Stored items:

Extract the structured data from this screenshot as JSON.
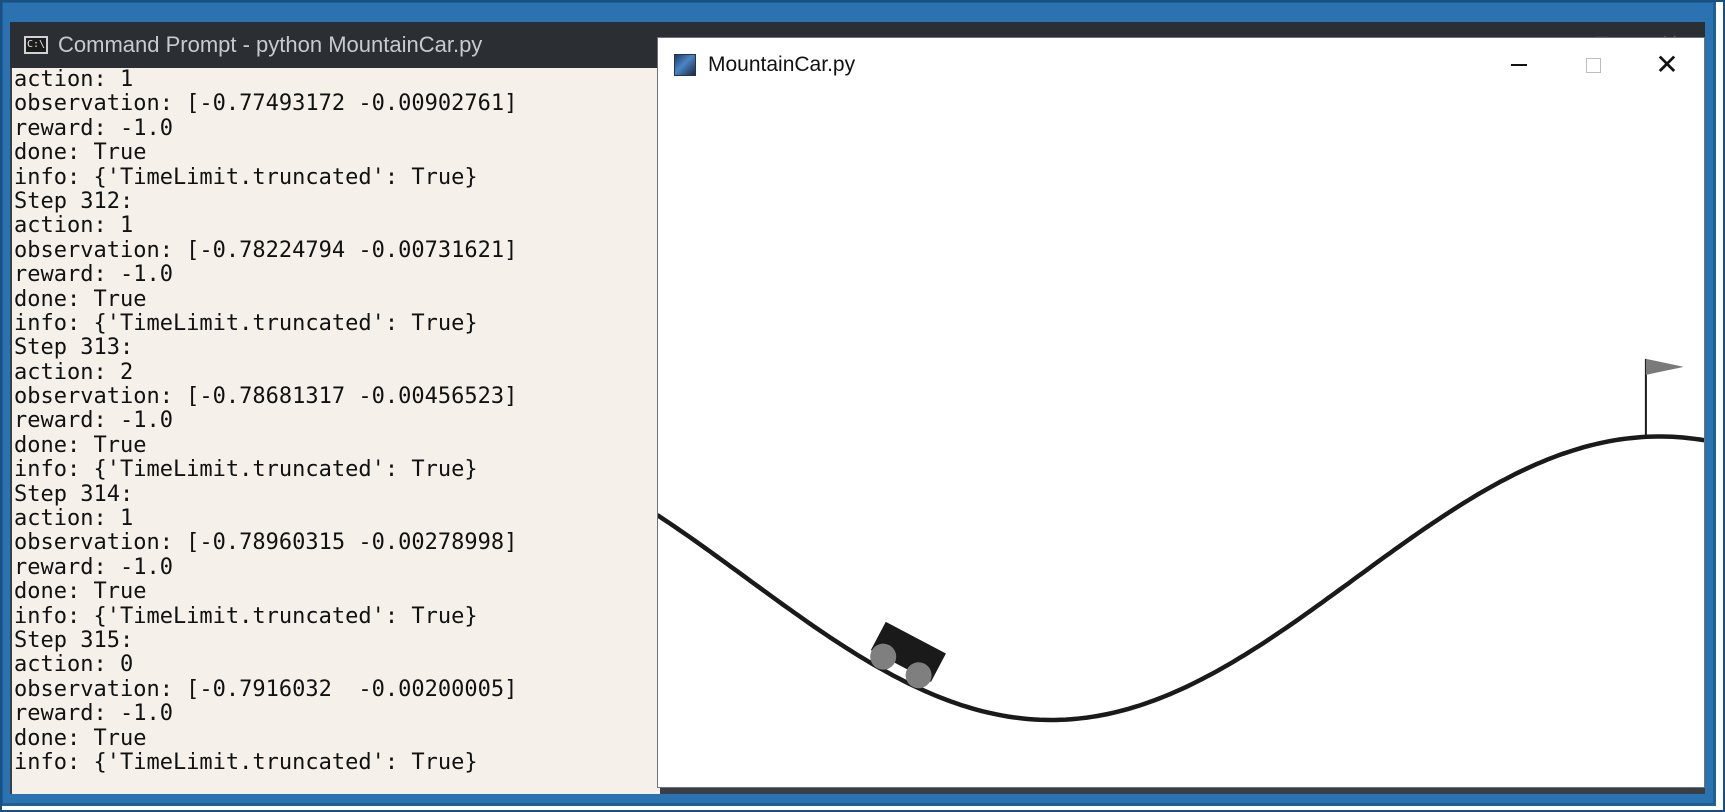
{
  "cmd_window": {
    "title": "Command Prompt - python  MountainCar.py",
    "icon_text": "C:\\",
    "console_lines": [
      "action: 1",
      "observation: [-0.77493172 -0.00902761]",
      "reward: -1.0",
      "done: True",
      "info: {'TimeLimit.truncated': True}",
      "Step 312:",
      "action: 1",
      "observation: [-0.78224794 -0.00731621]",
      "reward: -1.0",
      "done: True",
      "info: {'TimeLimit.truncated': True}",
      "Step 313:",
      "action: 2",
      "observation: [-0.78681317 -0.00456523]",
      "reward: -1.0",
      "done: True",
      "info: {'TimeLimit.truncated': True}",
      "Step 314:",
      "action: 1",
      "observation: [-0.78960315 -0.00278998]",
      "reward: -1.0",
      "done: True",
      "info: {'TimeLimit.truncated': True}",
      "Step 315:",
      "action: 0",
      "observation: [-0.7916032  -0.00200005]",
      "reward: -1.0",
      "done: True",
      "info: {'TimeLimit.truncated': True}"
    ],
    "controls": {
      "minimize": "—",
      "maximize": "□",
      "close": "✕"
    }
  },
  "gym_window": {
    "title": "MountainCar.py",
    "close_glyph": "✕",
    "scene": {
      "car_position": -0.7916032,
      "car_velocity": -0.00200005,
      "position_range": [
        -1.2,
        0.6
      ],
      "goal_position": 0.5,
      "track_color": "#1a1a1a",
      "car_color": "#1a1a1a",
      "wheel_color": "#7f7f7f",
      "flag_color": "#7a7a7a"
    }
  },
  "colors": {
    "desktop": "#2a73b0",
    "console_bg": "#f5f1ea",
    "titlebar_dark": "#2b2f34"
  }
}
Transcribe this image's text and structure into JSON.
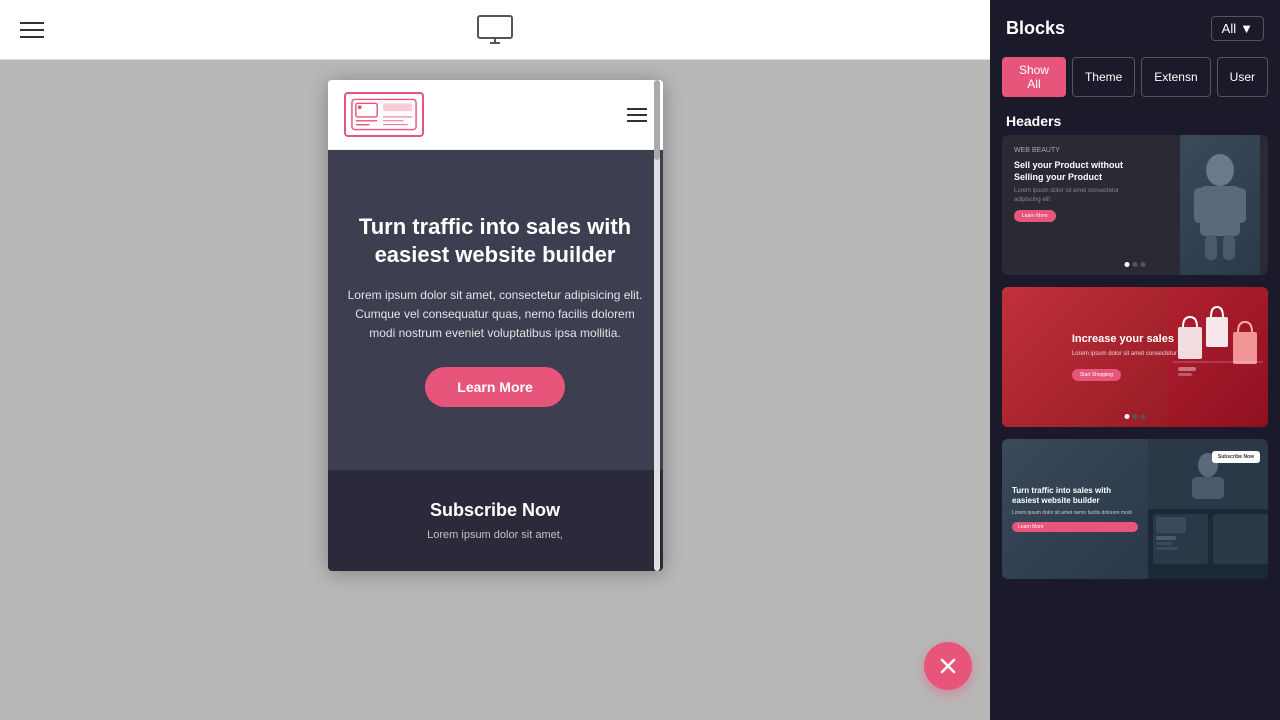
{
  "topbar": {
    "monitor_icon_label": "monitor"
  },
  "sidebar": {
    "title": "Blocks",
    "all_dropdown": "All",
    "filters": [
      {
        "label": "Show All",
        "active": true
      },
      {
        "label": "Theme",
        "active": false
      },
      {
        "label": "Extensn",
        "active": false
      },
      {
        "label": "User",
        "active": false
      }
    ],
    "section_label": "Headers",
    "preview1": {
      "top_label": "WEB BEAUTY",
      "title": "Sell your Product without Selling your Product",
      "body_text": "Lorem ipsum dolor sit amet consectetur adipiscing elit",
      "btn_label": "Learn More"
    },
    "preview2": {
      "title": "Increase your sales",
      "body_text": "Lorem ipsum dolor sit amet consectetur",
      "btn_label": "Start Shopping"
    },
    "preview3": {
      "title": "Turn traffic into sales with easiest website builder",
      "body_text": "Lorem ipsum dolor sit amet nemo facilis dolorem modi",
      "btn_label": "Learn More",
      "sub_btn": "Subscribe Now"
    }
  },
  "canvas": {
    "mobile_preview": {
      "nav_placeholder": "logo",
      "hero_title": "Turn traffic into sales with easiest website builder",
      "hero_body": "Lorem ipsum dolor sit amet, consectetur adipisicing elit. Cumque vel consequatur quas, nemo facilis dolorem modi nostrum eveniet voluptatibus ipsa mollitia.",
      "hero_btn": "Learn More",
      "subscribe_title": "Subscribe Now",
      "subscribe_body": "Lorem ipsum dolor sit amet,"
    }
  },
  "float_button": {
    "icon": "×",
    "label": "close"
  }
}
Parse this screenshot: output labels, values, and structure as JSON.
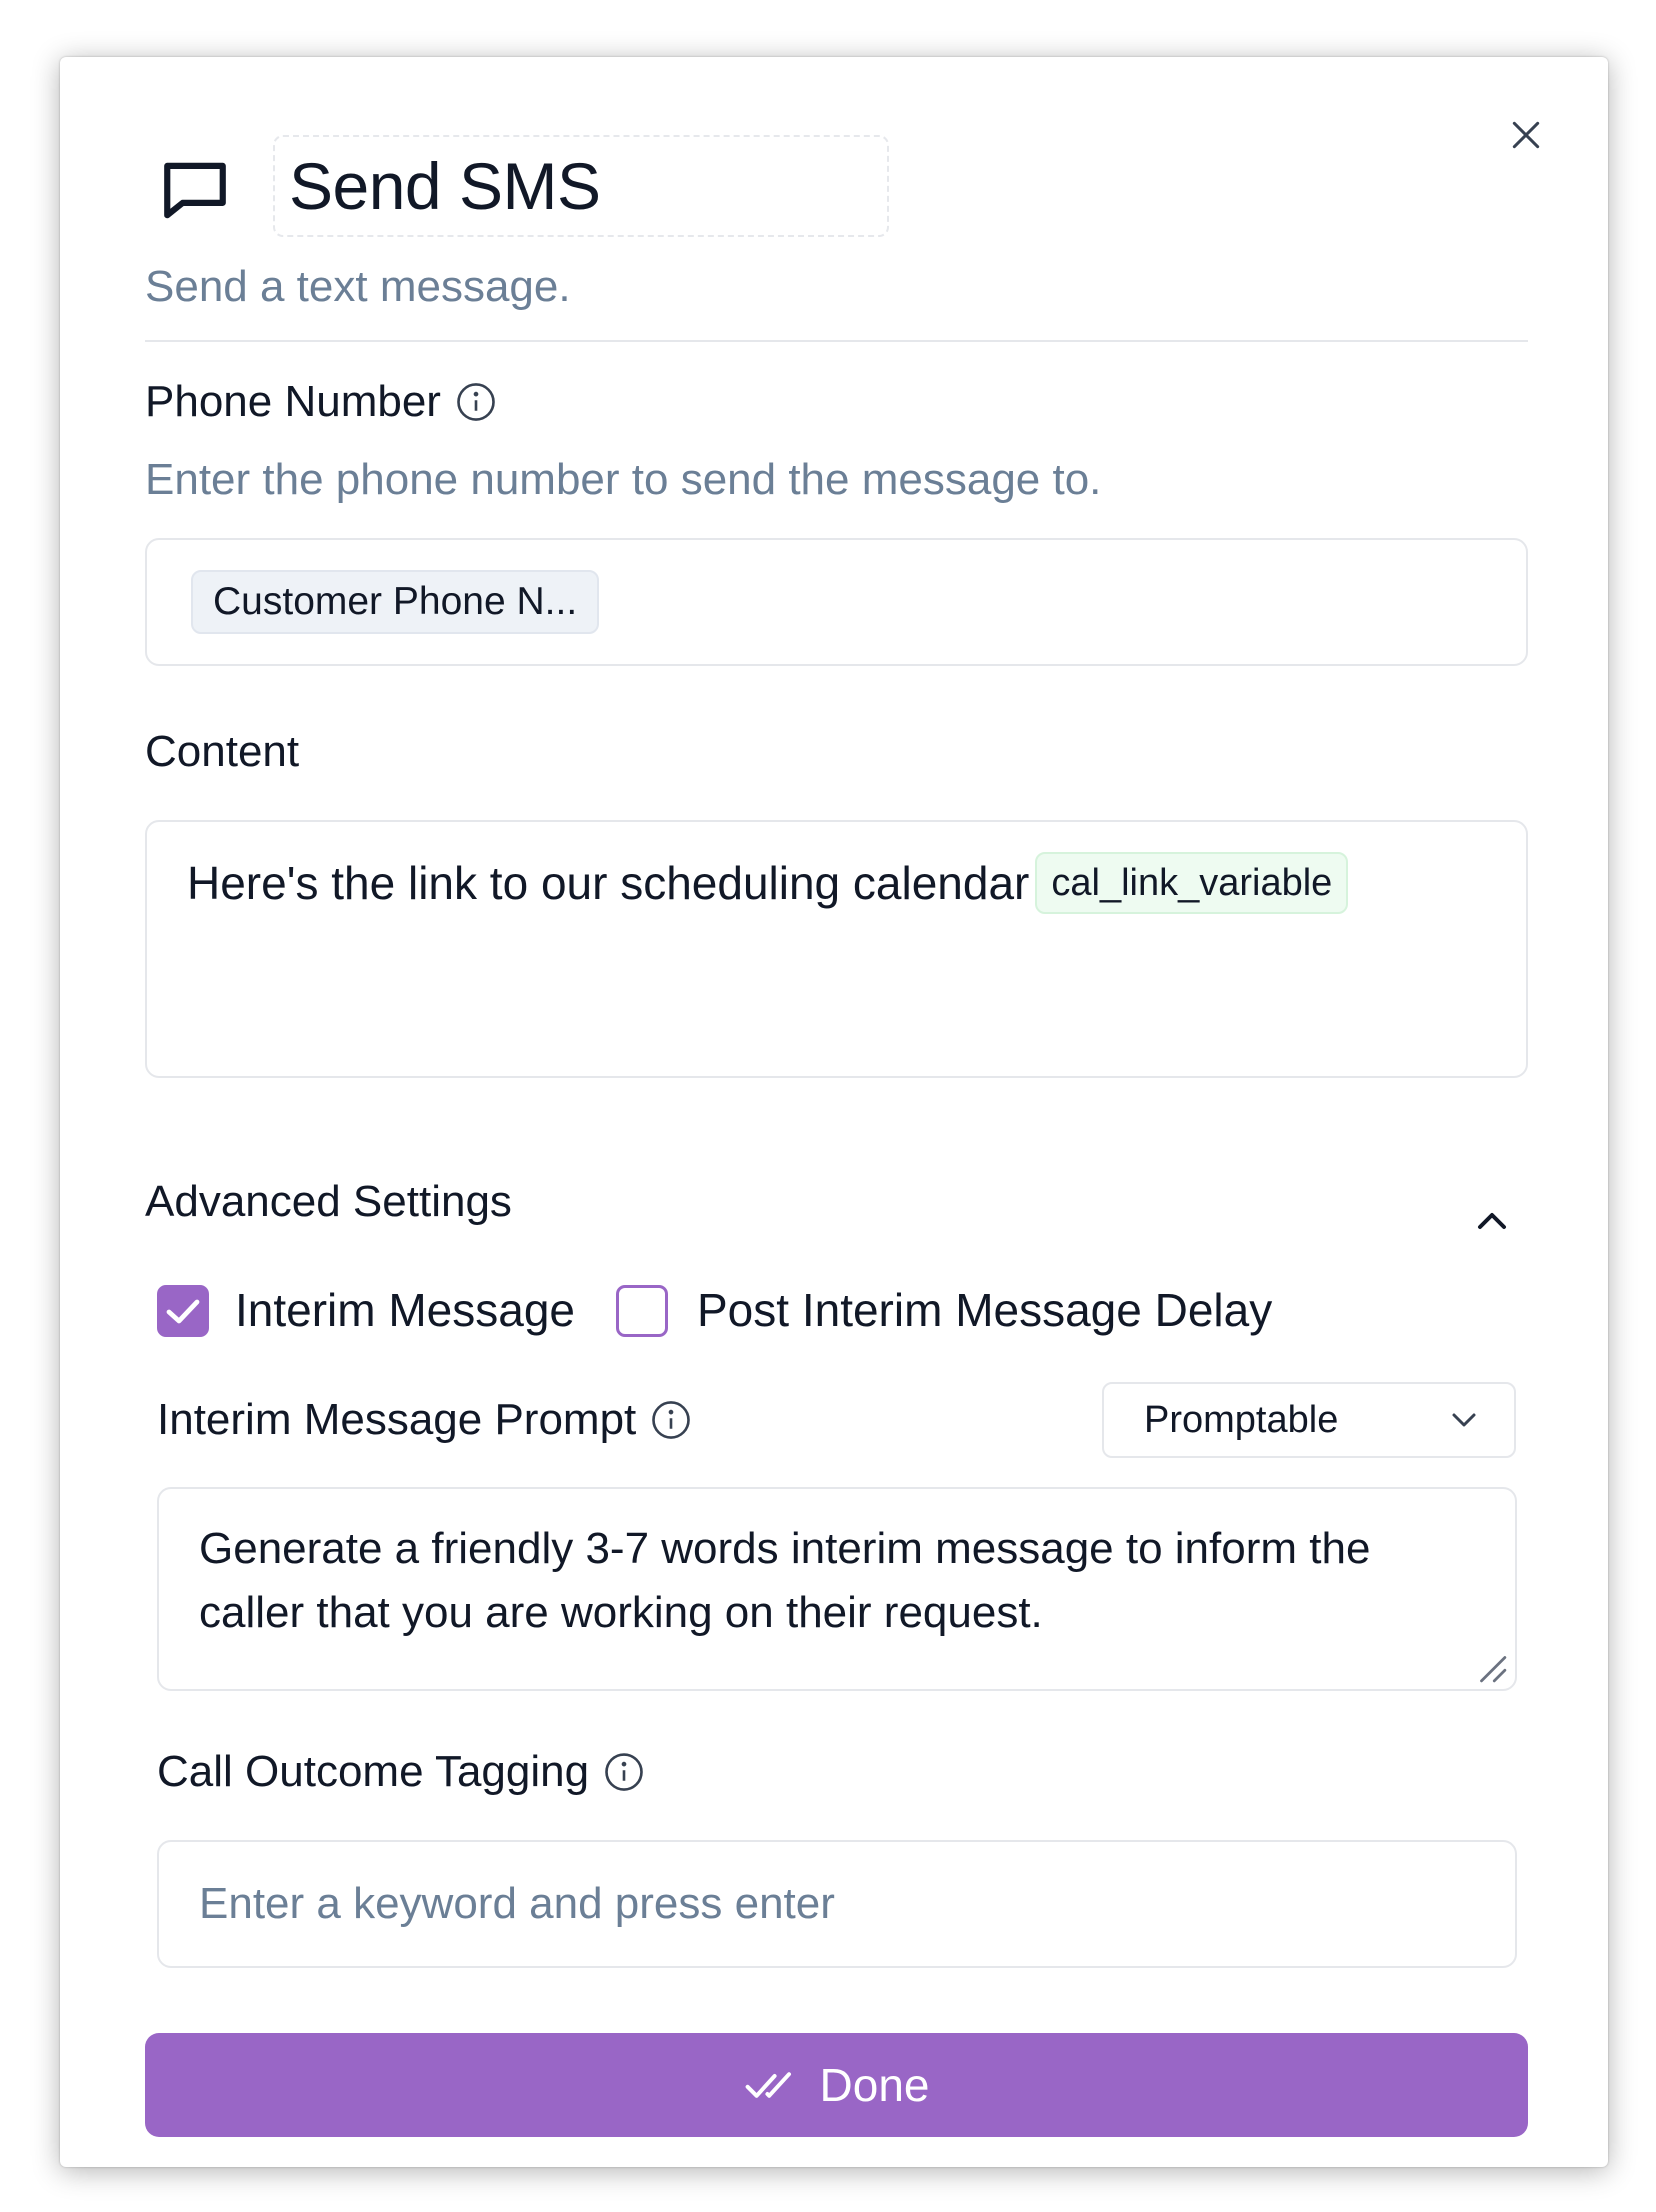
{
  "header": {
    "title": "Send SMS",
    "subtitle": "Send a text message.",
    "icon": "message-square-icon"
  },
  "phone_number": {
    "label": "Phone Number",
    "description": "Enter the phone number to send the message to.",
    "chip": "Customer Phone N..."
  },
  "content": {
    "label": "Content",
    "text": "Here's the link to our scheduling calendar",
    "variable_chip": "cal_link_variable"
  },
  "advanced": {
    "label": "Advanced Settings",
    "expanded": true,
    "interim_message": {
      "label": "Interim Message",
      "checked": true
    },
    "post_interim_delay": {
      "label": "Post Interim Message Delay",
      "checked": false
    },
    "prompt": {
      "label": "Interim Message Prompt",
      "mode": "Promptable",
      "text": "Generate a friendly 3-7 words interim message to inform the caller that you are working on their request."
    },
    "tagging": {
      "label": "Call Outcome Tagging",
      "placeholder": "Enter a keyword and press enter"
    }
  },
  "done": {
    "label": "Done"
  },
  "colors": {
    "accent": "#9966c6",
    "muted_text": "#6b7f96",
    "border": "#e5e7eb",
    "variable_chip_bg": "#eefbf1"
  }
}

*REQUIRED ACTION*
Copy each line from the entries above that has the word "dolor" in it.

*TASK OUTPUT*
      "body_text": "Lorem ipsum dolor sit amet consectetur adipiscing elit",
      "body_text": "Lorem ipsum dolor sit amet consectetur",
      "body_text": "Lorem ipsum dolor sit amet nemo facilis dolorem modi",
      "hero_body": "Lorem ipsum dolor sit amet, consectetur adipisicing elit. Cumque vel consequatur quas, nemo facilis dolorem modi nostrum eveniet voluptatibus ipsa mollitia.",
      "subscribe_body": "Lorem ipsum dolor sit amet,"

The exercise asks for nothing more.